● **What is expected**: Restate each line below word for word, skipping every picture.

● **Source material**:
● ● ● ● ●

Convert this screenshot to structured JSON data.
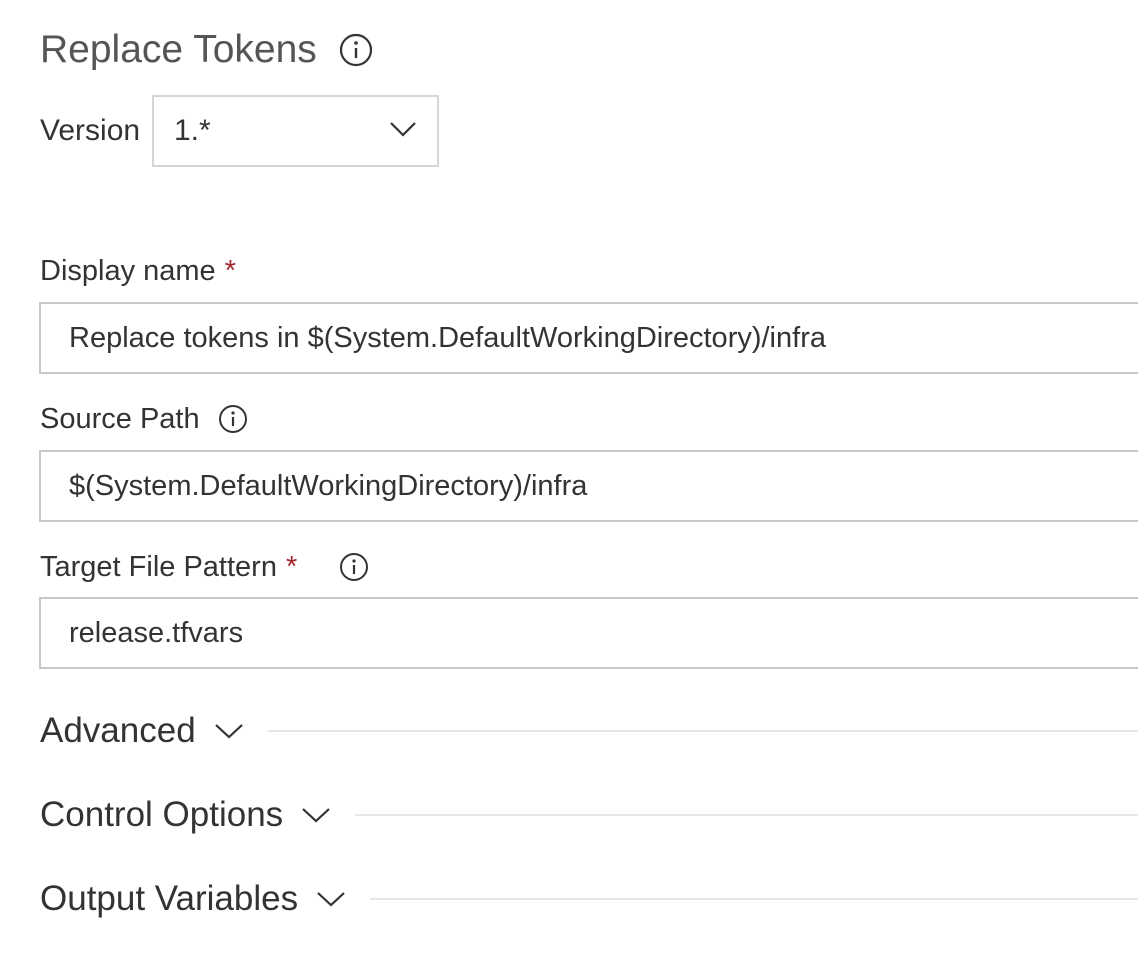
{
  "task": {
    "title": "Replace Tokens"
  },
  "version": {
    "label": "Version",
    "selected": "1.*"
  },
  "fields": {
    "display_name": {
      "label": "Display name",
      "required_mark": "*",
      "value": "Replace tokens in $(System.DefaultWorkingDirectory)/infra"
    },
    "source_path": {
      "label": "Source Path",
      "value": "$(System.DefaultWorkingDirectory)/infra"
    },
    "target_file_pattern": {
      "label": "Target File Pattern",
      "required_mark": "*",
      "value": "release.tfvars"
    }
  },
  "sections": {
    "advanced": "Advanced",
    "control_options": "Control Options",
    "output_variables": "Output Variables"
  },
  "icons": {
    "info": "info-icon",
    "chevron": "chevron-down-icon"
  },
  "colors": {
    "required": "#a4262c",
    "title": "#555555",
    "border": "#c8c8c8"
  }
}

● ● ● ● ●

● **Response box**:
Convert this screenshot to structured JSON data.
{
  "task": {
    "title": "Replace Tokens"
  },
  "version": {
    "label": "Version",
    "selected": "1.*"
  },
  "fields": {
    "display_name": {
      "label": "Display name",
      "required_mark": "*",
      "value": "Replace tokens in $(System.DefaultWorkingDirectory)/infra"
    },
    "source_path": {
      "label": "Source Path",
      "value": "$(System.DefaultWorkingDirectory)/infra"
    },
    "target_file_pattern": {
      "label": "Target File Pattern",
      "required_mark": "*",
      "value": "release.tfvars"
    }
  },
  "sections": {
    "advanced": "Advanced",
    "control_options": "Control Options",
    "output_variables": "Output Variables"
  },
  "icons": {
    "info": "info-icon",
    "chevron": "chevron-down-icon"
  },
  "colors": {
    "required": "#a4262c",
    "title": "#555555",
    "border": "#c8c8c8"
  }
}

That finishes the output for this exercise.